Haring’s work, while niche, was a recognized globally. It touched upon his own experiences and spoke out for marginalized people everywhere.
Tita Salina — ‘1001st Island — The Most Sustainable Island in Archipelago’ (2015)
For the “Making Paradise. Places of Longing” chapter, curator Anna-Catharina Gebbers explores both the Orientalist tendencies of colonial-era art and contemporary Indonesian art.
The islands of Indonesia have been occupied at different stages of the country’s history by the Portuguese, Japanese, British, and Dutch. Tita Salina’s video installation, 1001st Island — The Most Sustainable Island in Archipelago, is a response to European Orientalism and the Indonesian government’s own “reclamation project” to construct 17 new artificial islands.
The name of the work is a reference to the Thousand Islands, a tourist paradise of islands in the Java Sea north of Jakarta. Salina, with the help of fishermen from Muara Angke, created an artificial island made of leftover plastic and marine debris. The island is a critique of both the new islands and government plans to build a giant sea wall in Jakarta Bay to protect new housing developments.
Her work examines the ecological ramifications of these construction projects, and confronts the consequences for sustainability and local tradition in the face of modernization and development.
Nicolás García Uriburu — ‘Rhein Aktion — Düsseldorf’ (1981)
Never one to shy away from location-specific works, Argentine artist Nicolás García Uriburu’s has repeatedly examined the way in which art should act as both a conceptual and communicative tool.
In 1968, he caused a sensation at the Venice Biennale when he illegally colored the Grand Canal green with a harmless fluorescein dye. He later did the same with New York’s East River, the Seine in Paris, and the fountains of London’s Trafalgar Square. In Germany, Uriburu and fellow artist Joseph Beuys dyed the polluted River Rhine in Düsseldorf the same color. The 1981 project, dubbed Rhein Aktion, was then exhibited to the public as bottled, green water, with the portrait above following.
His work would become prescient. Five years later, life imitated art when a chemical plant fire in Switzerland released toxic agrochemicals into the air, which eventually made their way into the Rhine, dyeing it red and killing thousands of fish and other wildlife. Following public outcry, politicians from the region agreed upon the 1987 Rhine Action Programme to clean up the river.
Heinrich Vogeler — ‘Kulturarbeit der Studenten im Sommer’ (1924)
Art historian and guest curator Clémentine Deliss explores the work of German painter Heinrich Vogeler in her chapter, “Portable Homelands. From Field to Factory.” The exhibit houses several of the artist’s works depicting rural life in the Caucasus region of Central Asia.

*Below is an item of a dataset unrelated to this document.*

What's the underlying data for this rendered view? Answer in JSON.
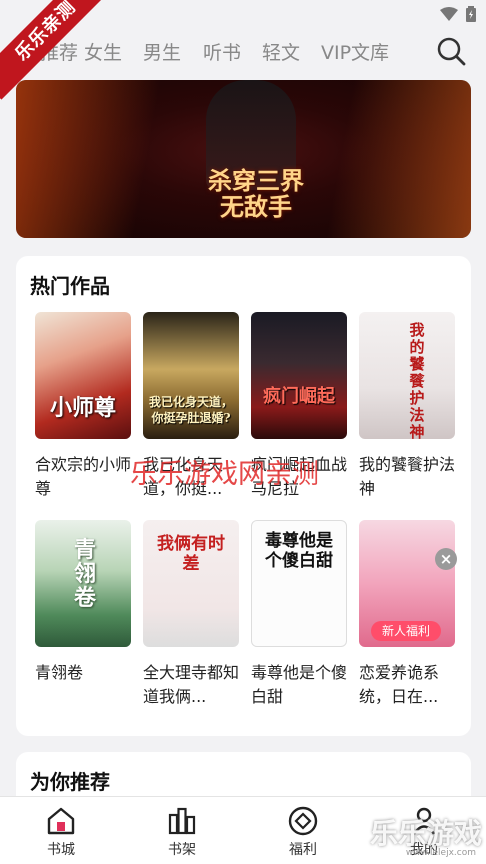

During WW1, Vogeler was sent to the eastern front, traveling to Poland, Russia, and Romania, where he was introduced to Bolshevism. Deliss argues this was the catalyst for the artist joining the Communist Party of Germany and his later relationship with the Caucasus region as he traveled around the Soviet Union.
According to Deliss, Vogeler’s work functioned as visual manifestos, in which he not only aired his support for the Soviet Communist Party, but would express his showmanship by taking his paintings to local homes. In juxtaposing Vogeler’s work with different artists, notably Armenian filmmaker Vardan Danielyan, Deliss’ chapter highlights the connections between artists in an age when free movement and open communication were a privilege.
Hello World. Revising a Collection will run until August 26 at Berlin’s Hamburger Bahnhof.
Hamburger Bahnhof Museum
For those of you outside Germany, here’s what you missed at Berlin Gallery Weekend 2018.